Make a strong coil. The better your position at the top, the easier it is to synchronize the body and club coming down, and the less dependent you are on the hands to return the clubhead to the ball and square to the clubface. Work on creating a consistent tempo. In a good golf swing, the ball just gets in the way of the motion.

The next time you’re out on the practice range, try hitting some balls out of your divots. By practicing off a bad lie, you learn how to hold the forward angle of the shaft through impact and squeeze the ball off the ground, creating a lower ball flight. If you release the club too early, you’ll hit the shot fat and create an even larger divot.



This is typically a better player’s fault. The lower body spins out so soon in the downswing that the hips are pointing left of the target prior to impact. As a result, the club gets stuck behind the body and the player is jammed through the hitting area, making it nearly impossible to release the club in time.

Because your lower body is out ahead of the rest of your body at impact, you again depend on your hands to hit the ball and create power. This leads to very erratic distance control. You also lose the ability to shape your shots (to draw or fade the ball at will).

Instead of building resistance in your right side, as you would when stopping yourself from overturning (see ‘CLUB CROSSES THE LINE‘), you want to establish a roadblock on your left side. At impact, your left side should be resisting, or bracing, for the hit; there should be very little give in it. You should strive to keep your legs very still, just as if you were hitting a fairway bunker shot.

In order to release the club properly, your hips have to leave room for your arms to swing the club down in front of your body. If your hips spin out too soon, your right side inhibits this path. Here’s a simple drill to quiet your lower body. Start by setting the club in front of you in a post-impact position, with the handle just past your left hip. Then swing the club back and through, keeping the club in front of your chest. If you’re able to return the club to its starting position, your hips are staying quiet.

How to Add Juice to Your Irons

How to Add Juice to Your Irons

How to Add Juice to Your Irons
By: Mitchell Spearman

The Problem YOU’RE hitting 6-irons into greens when your buddies are hitting 7- and 9-irons from the same distance.
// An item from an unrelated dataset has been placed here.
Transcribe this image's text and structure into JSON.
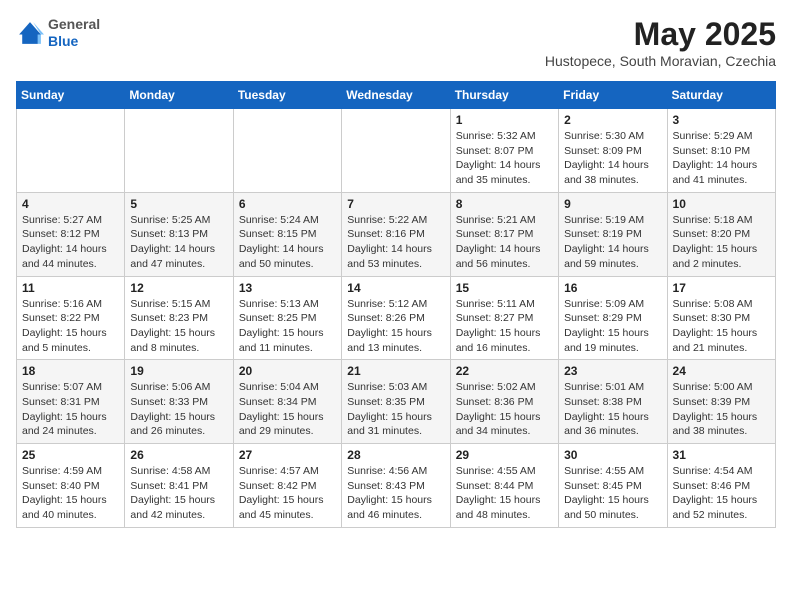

The Solution Simple: speed. Adding extra miles per hour to your swing is the only thing that’s going to allow you to hit each of your irons farther. Most amateurs think of speed as something they generate from the top, but that’s a recipe for almost every bad shot you can imagine. The secret is to maximize the fastest part of your swing, and that comes after you strike the ball. Copy the release positions here and you’ll learn to accelerate through the ball and into your follow-through, making your impact faster and adding yards to your irons.

CENTERED HEAD It’s important that your keep your head centered over the impact area. This allows you to make your swing as wide as possible on the target side of the ball (just like you should on your backswing). If your head moves in front of the ball, then you’re limiting the radius of your through-swing and robbing your swing of crucial miles per hour of speed.

LEVEL AND STEP Swing into your release with level hips (or as close to level as possible) and steep shoulders. Notice how much lower my right shoulder is compared to my left — that’s evidence of my right shoulder working under my chin, not in front of it. This right-shoulder-under move allows you to move your club at a right angle to your spine, which is the fastest route possible.

RIGHT-HAND SLAP Notice how far the clubhead has traveled from impact to its position in the release, but how my hands have only moved a few inches. The difference between these two distances is what makes your release the fastest part of your swing. You can achieve this hidden speed by giving the ball a right-hand “slap” through impact, and continuing the slap in your release so that your right arm gets very long with the club as far away from your head as possible.